→ Task item
Copy out each line below containing "later".

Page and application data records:
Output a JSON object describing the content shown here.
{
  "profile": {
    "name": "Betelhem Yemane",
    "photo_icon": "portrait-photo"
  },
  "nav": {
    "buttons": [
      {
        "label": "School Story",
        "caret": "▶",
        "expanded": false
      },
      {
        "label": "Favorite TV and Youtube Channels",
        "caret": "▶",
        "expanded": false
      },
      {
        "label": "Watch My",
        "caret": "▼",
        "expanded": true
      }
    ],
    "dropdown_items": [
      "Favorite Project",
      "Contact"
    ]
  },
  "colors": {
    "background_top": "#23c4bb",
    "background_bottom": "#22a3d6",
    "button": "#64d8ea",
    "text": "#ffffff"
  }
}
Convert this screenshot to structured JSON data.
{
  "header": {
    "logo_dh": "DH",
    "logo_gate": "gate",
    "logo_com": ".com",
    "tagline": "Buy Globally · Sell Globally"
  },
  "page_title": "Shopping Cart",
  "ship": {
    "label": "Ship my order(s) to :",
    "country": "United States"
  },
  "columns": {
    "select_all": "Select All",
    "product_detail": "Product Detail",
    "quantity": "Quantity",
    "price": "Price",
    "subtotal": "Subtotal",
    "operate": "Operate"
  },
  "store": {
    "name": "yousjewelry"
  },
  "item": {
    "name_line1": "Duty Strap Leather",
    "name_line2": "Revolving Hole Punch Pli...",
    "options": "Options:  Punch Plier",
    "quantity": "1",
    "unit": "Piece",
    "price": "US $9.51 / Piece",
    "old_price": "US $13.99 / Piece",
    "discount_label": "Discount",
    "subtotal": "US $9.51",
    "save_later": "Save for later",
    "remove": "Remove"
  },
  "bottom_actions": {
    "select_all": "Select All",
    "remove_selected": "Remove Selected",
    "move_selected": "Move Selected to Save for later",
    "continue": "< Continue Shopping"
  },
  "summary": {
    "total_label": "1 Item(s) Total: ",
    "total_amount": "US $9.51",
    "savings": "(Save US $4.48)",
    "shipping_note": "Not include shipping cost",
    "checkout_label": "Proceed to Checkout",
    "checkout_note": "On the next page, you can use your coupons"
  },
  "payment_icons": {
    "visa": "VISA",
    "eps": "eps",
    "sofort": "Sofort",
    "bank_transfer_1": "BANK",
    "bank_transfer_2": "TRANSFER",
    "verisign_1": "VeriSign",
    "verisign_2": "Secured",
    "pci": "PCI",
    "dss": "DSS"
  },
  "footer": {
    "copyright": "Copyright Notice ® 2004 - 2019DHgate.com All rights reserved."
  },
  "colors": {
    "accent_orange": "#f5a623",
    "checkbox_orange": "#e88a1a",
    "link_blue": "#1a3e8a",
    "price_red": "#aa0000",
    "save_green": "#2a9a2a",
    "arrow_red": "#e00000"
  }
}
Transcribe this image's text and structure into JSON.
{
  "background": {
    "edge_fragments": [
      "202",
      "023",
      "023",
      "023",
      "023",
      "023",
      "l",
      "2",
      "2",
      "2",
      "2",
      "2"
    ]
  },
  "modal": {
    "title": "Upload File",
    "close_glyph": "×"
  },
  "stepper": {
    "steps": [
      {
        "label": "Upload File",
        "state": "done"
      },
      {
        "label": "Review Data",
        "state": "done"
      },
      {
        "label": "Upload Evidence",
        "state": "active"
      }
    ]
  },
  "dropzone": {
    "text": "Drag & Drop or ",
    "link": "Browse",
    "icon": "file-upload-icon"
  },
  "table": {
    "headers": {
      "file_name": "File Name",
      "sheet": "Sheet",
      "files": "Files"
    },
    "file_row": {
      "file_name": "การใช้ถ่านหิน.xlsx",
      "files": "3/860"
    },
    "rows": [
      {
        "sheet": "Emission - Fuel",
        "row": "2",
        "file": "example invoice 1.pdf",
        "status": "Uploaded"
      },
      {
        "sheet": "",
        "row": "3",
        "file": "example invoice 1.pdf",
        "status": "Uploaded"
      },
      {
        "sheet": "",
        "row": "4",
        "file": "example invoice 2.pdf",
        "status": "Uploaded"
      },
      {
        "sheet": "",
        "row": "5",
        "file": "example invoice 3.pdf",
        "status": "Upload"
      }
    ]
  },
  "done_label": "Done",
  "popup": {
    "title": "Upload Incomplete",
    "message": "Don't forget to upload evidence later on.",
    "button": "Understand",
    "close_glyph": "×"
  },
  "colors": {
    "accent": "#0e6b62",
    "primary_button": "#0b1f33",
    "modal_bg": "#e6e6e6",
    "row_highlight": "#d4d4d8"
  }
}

→ Task solution
    "save_later": "Save for later",
    "move_selected": "Move Selected to Save for later",
    "message": "Don't forget to upload evidence later on.",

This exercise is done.